Pope Francis seems to have quite a way with words – and I note that he was preaching extempore. But what a message! This is powerful stuff. And I do hope that Pastor Mark is listening, because that sounds to me like an authentic theology of the cross that the Holy Father was preaching.
[I]f we do not confess Jesus Christ, the thing does not work. We will become a welfare NGO but not the Church, the Bride of Christ. …When we do not confess Jesus Christ, I am reminded of the words of Léon Bloy: “Whoever does not pray to the Lord, prays to the devil.” When we do not confess Jesus Christ, we confess the worldliness of the devil, the worldliness of the demon.
…The same Peter who had confessed Jesus Christ said to him: You are the Christ, the Son of the living God. I will follow you, but let’s not talk about the cross. This is not a part of it. I will follow you in other directions, but not to the cross. When we journey without the cross, when we build without the cross and when we confess a Christ without the cross, we are not disciples of the Lord: we are worldly [lit. mundane], we are bishops, priests, cardinals, popes, but not disciples of the Lord.
I would like for us all, after these days of grace, to have courage, precisely the courage, to walk in the Lord’s presence, with the cross of the Lord; to build the Church upon the blood of the Lord, which was poured out on the cross; and to confess the only glory there is: Christ crucified. And in this way the Church will go forward.
It is my wish for all of us that the Holy Spirit – through the prayer of Our Lady, our Mother – bestow upon us the grace of journeying, building, confessing Jesus Christ crucified. Amen.
Of course, Pastor Mark will not like the fact that the Holy Father spoke of the prayer of Our Lady. But there it is. Evangelical Catholicism. Get used to it.

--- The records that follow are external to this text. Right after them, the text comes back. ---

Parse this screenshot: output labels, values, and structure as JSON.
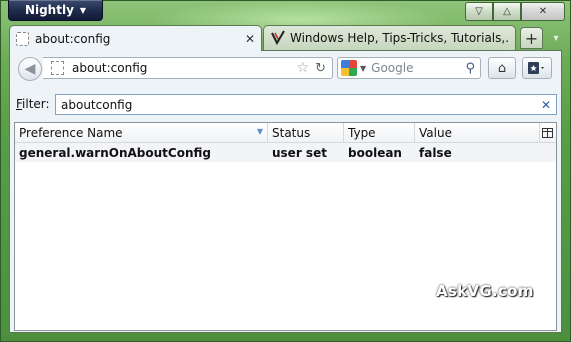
{
  "app_button": {
    "label": "Nightly"
  },
  "caption": {
    "minimize": "▽",
    "maximize": "△",
    "close": "✕"
  },
  "tabs": [
    {
      "label": "about:config",
      "close": "✕"
    },
    {
      "label": "Windows Help, Tips-Tricks, Tutorials,..."
    }
  ],
  "new_tab_label": "+",
  "tab_list_label": "▾",
  "navbar": {
    "back": "◀",
    "url": "about:config",
    "search_placeholder": "Google",
    "search_drop": "▼",
    "home": "⌂"
  },
  "filter": {
    "label_mnemonic": "F",
    "label_rest": "ilter:",
    "value": "aboutconfig"
  },
  "table": {
    "columns": [
      "Preference Name",
      "Status",
      "Type",
      "Value"
    ],
    "rows": [
      {
        "name": "general.warnOnAboutConfig",
        "status": "user set",
        "type": "boolean",
        "value": "false"
      }
    ]
  },
  "watermark": "AskVG.com",
  "colors": {
    "frame": "#5a9c47",
    "content_bg": "#eef3f8",
    "app_button": "#1d2a4a"
  }
}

We have heard a lot about Pope Francis’ simplicity of life, but this short homily shows he has a “simplicity of preaching”, which gets right to the core of the Christian kerygma: “Jesus Christ, and him crucified” (1 Cor 2:2).